### Data items:
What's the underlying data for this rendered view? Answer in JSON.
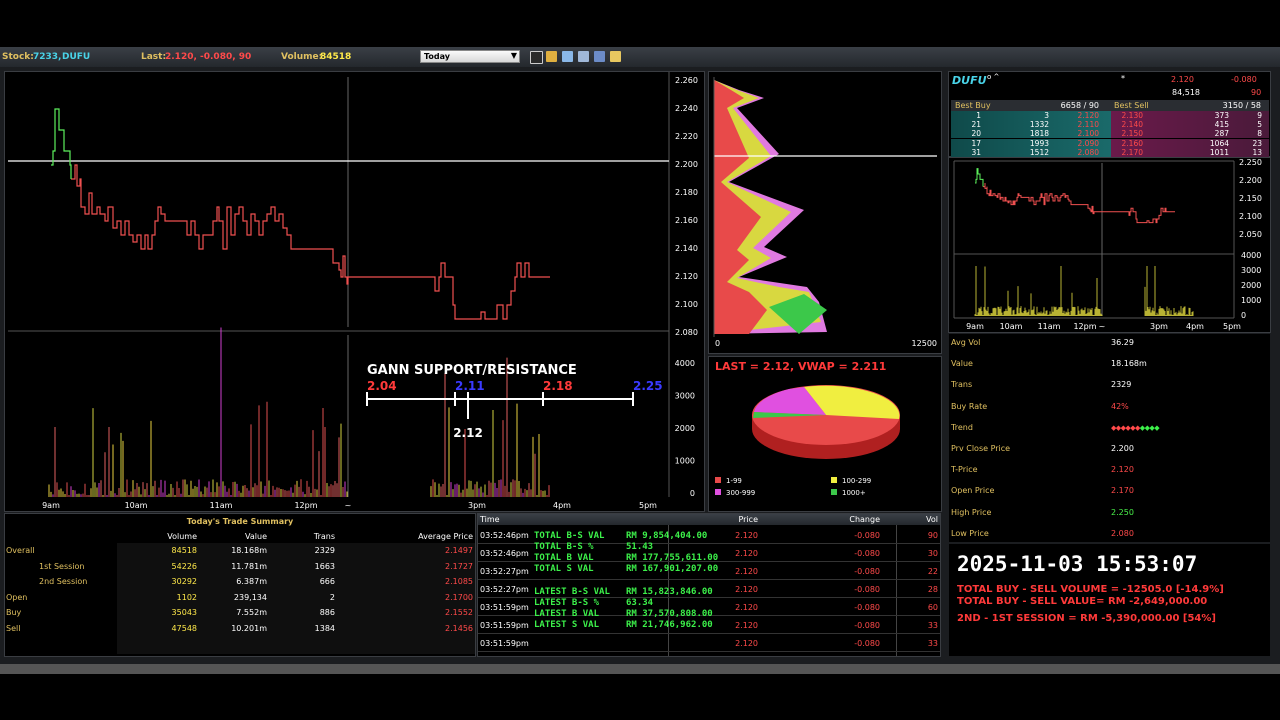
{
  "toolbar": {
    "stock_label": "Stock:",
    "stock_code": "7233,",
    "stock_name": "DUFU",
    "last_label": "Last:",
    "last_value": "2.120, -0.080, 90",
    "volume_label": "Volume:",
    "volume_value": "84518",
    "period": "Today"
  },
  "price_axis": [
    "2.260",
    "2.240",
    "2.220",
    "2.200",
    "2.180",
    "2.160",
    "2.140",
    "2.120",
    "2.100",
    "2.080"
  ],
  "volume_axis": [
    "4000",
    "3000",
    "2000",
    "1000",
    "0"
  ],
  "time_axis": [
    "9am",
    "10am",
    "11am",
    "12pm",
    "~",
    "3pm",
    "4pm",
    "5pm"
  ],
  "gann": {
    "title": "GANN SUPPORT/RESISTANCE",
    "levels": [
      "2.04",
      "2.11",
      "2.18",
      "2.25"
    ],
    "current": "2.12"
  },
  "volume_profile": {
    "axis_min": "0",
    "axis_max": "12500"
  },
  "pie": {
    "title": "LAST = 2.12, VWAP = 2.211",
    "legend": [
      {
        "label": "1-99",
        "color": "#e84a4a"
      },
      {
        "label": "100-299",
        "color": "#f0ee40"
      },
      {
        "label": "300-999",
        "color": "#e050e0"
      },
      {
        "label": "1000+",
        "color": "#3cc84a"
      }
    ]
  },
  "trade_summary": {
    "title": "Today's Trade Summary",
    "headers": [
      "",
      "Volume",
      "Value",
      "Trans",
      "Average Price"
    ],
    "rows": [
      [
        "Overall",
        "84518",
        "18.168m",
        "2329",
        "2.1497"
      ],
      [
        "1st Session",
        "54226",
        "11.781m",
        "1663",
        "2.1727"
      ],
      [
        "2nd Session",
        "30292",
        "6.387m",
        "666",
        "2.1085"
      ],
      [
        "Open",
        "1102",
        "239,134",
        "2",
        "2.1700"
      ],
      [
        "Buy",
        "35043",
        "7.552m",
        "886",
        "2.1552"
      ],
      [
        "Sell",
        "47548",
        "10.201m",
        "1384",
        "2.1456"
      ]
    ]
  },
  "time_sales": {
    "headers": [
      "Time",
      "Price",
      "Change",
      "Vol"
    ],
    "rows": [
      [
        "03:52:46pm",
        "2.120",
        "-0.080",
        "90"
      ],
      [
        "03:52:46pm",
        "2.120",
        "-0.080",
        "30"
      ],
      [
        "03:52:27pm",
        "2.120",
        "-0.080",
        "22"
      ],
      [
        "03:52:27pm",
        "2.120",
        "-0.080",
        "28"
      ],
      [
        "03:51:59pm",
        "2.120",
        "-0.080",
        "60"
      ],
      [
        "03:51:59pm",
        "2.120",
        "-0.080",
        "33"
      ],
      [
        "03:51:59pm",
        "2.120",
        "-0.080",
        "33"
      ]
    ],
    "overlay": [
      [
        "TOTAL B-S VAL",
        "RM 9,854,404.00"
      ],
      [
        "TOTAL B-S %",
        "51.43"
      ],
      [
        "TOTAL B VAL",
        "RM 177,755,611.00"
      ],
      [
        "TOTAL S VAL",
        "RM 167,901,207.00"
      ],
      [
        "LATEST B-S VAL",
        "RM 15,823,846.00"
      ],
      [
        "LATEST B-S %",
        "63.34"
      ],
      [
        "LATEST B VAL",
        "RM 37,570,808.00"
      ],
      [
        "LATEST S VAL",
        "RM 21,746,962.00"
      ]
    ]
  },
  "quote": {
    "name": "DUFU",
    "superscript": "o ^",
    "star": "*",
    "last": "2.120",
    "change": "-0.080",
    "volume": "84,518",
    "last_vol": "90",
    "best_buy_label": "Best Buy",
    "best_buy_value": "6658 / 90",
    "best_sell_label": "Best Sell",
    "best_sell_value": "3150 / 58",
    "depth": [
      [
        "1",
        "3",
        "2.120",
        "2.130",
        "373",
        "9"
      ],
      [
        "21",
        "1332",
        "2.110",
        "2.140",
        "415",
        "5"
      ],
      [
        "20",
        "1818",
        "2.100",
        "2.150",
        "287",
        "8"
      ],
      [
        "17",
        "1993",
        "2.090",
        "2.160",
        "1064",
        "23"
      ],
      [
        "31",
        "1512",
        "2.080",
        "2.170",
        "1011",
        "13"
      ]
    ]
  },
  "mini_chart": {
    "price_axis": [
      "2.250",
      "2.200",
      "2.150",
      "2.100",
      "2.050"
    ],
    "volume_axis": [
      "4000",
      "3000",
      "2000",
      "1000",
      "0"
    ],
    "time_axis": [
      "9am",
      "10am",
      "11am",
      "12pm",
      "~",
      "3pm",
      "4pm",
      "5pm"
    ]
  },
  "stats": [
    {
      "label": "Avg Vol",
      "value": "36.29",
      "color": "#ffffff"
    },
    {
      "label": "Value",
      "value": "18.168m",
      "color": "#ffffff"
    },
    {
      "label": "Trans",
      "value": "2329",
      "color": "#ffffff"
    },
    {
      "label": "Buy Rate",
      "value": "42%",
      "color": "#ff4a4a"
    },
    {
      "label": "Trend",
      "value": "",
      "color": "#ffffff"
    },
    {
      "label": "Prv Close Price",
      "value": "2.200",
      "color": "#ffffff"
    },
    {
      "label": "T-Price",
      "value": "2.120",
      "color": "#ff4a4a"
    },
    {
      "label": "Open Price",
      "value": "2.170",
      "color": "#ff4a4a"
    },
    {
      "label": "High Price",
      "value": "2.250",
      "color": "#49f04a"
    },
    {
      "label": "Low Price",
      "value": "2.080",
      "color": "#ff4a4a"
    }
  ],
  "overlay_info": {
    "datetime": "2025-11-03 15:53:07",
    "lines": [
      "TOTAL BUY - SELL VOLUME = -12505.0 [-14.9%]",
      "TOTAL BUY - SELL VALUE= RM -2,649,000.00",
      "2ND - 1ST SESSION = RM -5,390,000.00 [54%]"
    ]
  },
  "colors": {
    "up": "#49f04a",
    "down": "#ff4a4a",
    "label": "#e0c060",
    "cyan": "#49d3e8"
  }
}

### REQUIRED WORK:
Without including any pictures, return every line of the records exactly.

### COMPLETED EXERCISE:
What's the underlying data for this rendered view? Answer in JSON.
{
  "toolbar": {
    "stock_label": "Stock:",
    "stock_code": "7233,",
    "stock_name": "DUFU",
    "last_label": "Last:",
    "last_value": "2.120, -0.080, 90",
    "volume_label": "Volume:",
    "volume_value": "84518",
    "period": "Today"
  },
  "price_axis": [
    "2.260",
    "2.240",
    "2.220",
    "2.200",
    "2.180",
    "2.160",
    "2.140",
    "2.120",
    "2.100",
    "2.080"
  ],
  "volume_axis": [
    "4000",
    "3000",
    "2000",
    "1000",
    "0"
  ],
  "time_axis": [
    "9am",
    "10am",
    "11am",
    "12pm",
    "~",
    "3pm",
    "4pm",
    "5pm"
  ],
  "gann": {
    "title": "GANN SUPPORT/RESISTANCE",
    "levels": [
      "2.04",
      "2.11",
      "2.18",
      "2.25"
    ],
    "current": "2.12"
  },
  "volume_profile": {
    "axis_min": "0",
    "axis_max": "12500"
  },
  "pie": {
    "title": "LAST = 2.12, VWAP = 2.211",
    "legend": [
      {
        "label": "1-99",
        "color": "#e84a4a"
      },
      {
        "label": "100-299",
        "color": "#f0ee40"
      },
      {
        "label": "300-999",
        "color": "#e050e0"
      },
      {
        "label": "1000+",
        "color": "#3cc84a"
      }
    ]
  },
  "trade_summary": {
    "title": "Today's Trade Summary",
    "headers": [
      "",
      "Volume",
      "Value",
      "Trans",
      "Average Price"
    ],
    "rows": [
      [
        "Overall",
        "84518",
        "18.168m",
        "2329",
        "2.1497"
      ],
      [
        "1st Session",
        "54226",
        "11.781m",
        "1663",
        "2.1727"
      ],
      [
        "2nd Session",
        "30292",
        "6.387m",
        "666",
        "2.1085"
      ],
      [
        "Open",
        "1102",
        "239,134",
        "2",
        "2.1700"
      ],
      [
        "Buy",
        "35043",
        "7.552m",
        "886",
        "2.1552"
      ],
      [
        "Sell",
        "47548",
        "10.201m",
        "1384",
        "2.1456"
      ]
    ]
  },
  "time_sales": {
    "headers": [
      "Time",
      "Price",
      "Change",
      "Vol"
    ],
    "rows": [
      [
        "03:52:46pm",
        "2.120",
        "-0.080",
        "90"
      ],
      [
        "03:52:46pm",
        "2.120",
        "-0.080",
        "30"
      ],
      [
        "03:52:27pm",
        "2.120",
        "-0.080",
        "22"
      ],
      [
        "03:52:27pm",
        "2.120",
        "-0.080",
        "28"
      ],
      [
        "03:51:59pm",
        "2.120",
        "-0.080",
        "60"
      ],
      [
        "03:51:59pm",
        "2.120",
        "-0.080",
        "33"
      ],
      [
        "03:51:59pm",
        "2.120",
        "-0.080",
        "33"
      ]
    ],
    "overlay": [
      [
        "TOTAL B-S VAL",
        "RM 9,854,404.00"
      ],
      [
        "TOTAL B-S %",
        "51.43"
      ],
      [
        "TOTAL B VAL",
        "RM 177,755,611.00"
      ],
      [
        "TOTAL S VAL",
        "RM 167,901,207.00"
      ],
      [
        "LATEST B-S VAL",
        "RM 15,823,846.00"
      ],
      [
        "LATEST B-S %",
        "63.34"
      ],
      [
        "LATEST B VAL",
        "RM 37,570,808.00"
      ],
      [
        "LATEST S VAL",
        "RM 21,746,962.00"
      ]
    ]
  },
  "quote": {
    "name": "DUFU",
    "superscript": "o ^",
    "star": "*",
    "last": "2.120",
    "change": "-0.080",
    "volume": "84,518",
    "last_vol": "90",
    "best_buy_label": "Best Buy",
    "best_buy_value": "6658 / 90",
    "best_sell_label": "Best Sell",
    "best_sell_value": "3150 / 58",
    "depth": [
      [
        "1",
        "3",
        "2.120",
        "2.130",
        "373",
        "9"
      ],
      [
        "21",
        "1332",
        "2.110",
        "2.140",
        "415",
        "5"
      ],
      [
        "20",
        "1818",
        "2.100",
        "2.150",
        "287",
        "8"
      ],
      [
        "17",
        "1993",
        "2.090",
        "2.160",
        "1064",
        "23"
      ],
      [
        "31",
        "1512",
        "2.080",
        "2.170",
        "1011",
        "13"
      ]
    ]
  },
  "mini_chart": {
    "price_axis": [
      "2.250",
      "2.200",
      "2.150",
      "2.100",
      "2.050"
    ],
    "volume_axis": [
      "4000",
      "3000",
      "2000",
      "1000",
      "0"
    ],
    "time_axis": [
      "9am",
      "10am",
      "11am",
      "12pm",
      "~",
      "3pm",
      "4pm",
      "5pm"
    ]
  },
  "stats": [
    {
      "label": "Avg Vol",
      "value": "36.29",
      "color": "#ffffff"
    },
    {
      "label": "Value",
      "value": "18.168m",
      "color": "#ffffff"
    },
    {
      "label": "Trans",
      "value": "2329",
      "color": "#ffffff"
    },
    {
      "label": "Buy Rate",
      "value": "42%",
      "color": "#ff4a4a"
    },
    {
      "label": "Trend",
      "value": "",
      "color": "#ffffff"
    },
    {
      "label": "Prv Close Price",
      "value": "2.200",
      "color": "#ffffff"
    },
    {
      "label": "T-Price",
      "value": "2.120",
      "color": "#ff4a4a"
    },
    {
      "label": "Open Price",
      "value": "2.170",
      "color": "#ff4a4a"
    },
    {
      "label": "High Price",
      "value": "2.250",
      "color": "#49f04a"
    },
    {
      "label": "Low Price",
      "value": "2.080",
      "color": "#ff4a4a"
    }
  ],
  "overlay_info": {
    "datetime": "2025-11-03 15:53:07",
    "lines": [
      "TOTAL BUY - SELL VOLUME = -12505.0 [-14.9%]",
      "TOTAL BUY - SELL VALUE= RM -2,649,000.00",
      "2ND - 1ST SESSION = RM -5,390,000.00 [54%]"
    ]
  },
  "colors": {
    "up": "#49f04a",
    "down": "#ff4a4a",
    "label": "#e0c060",
    "cyan": "#49d3e8"
  }
}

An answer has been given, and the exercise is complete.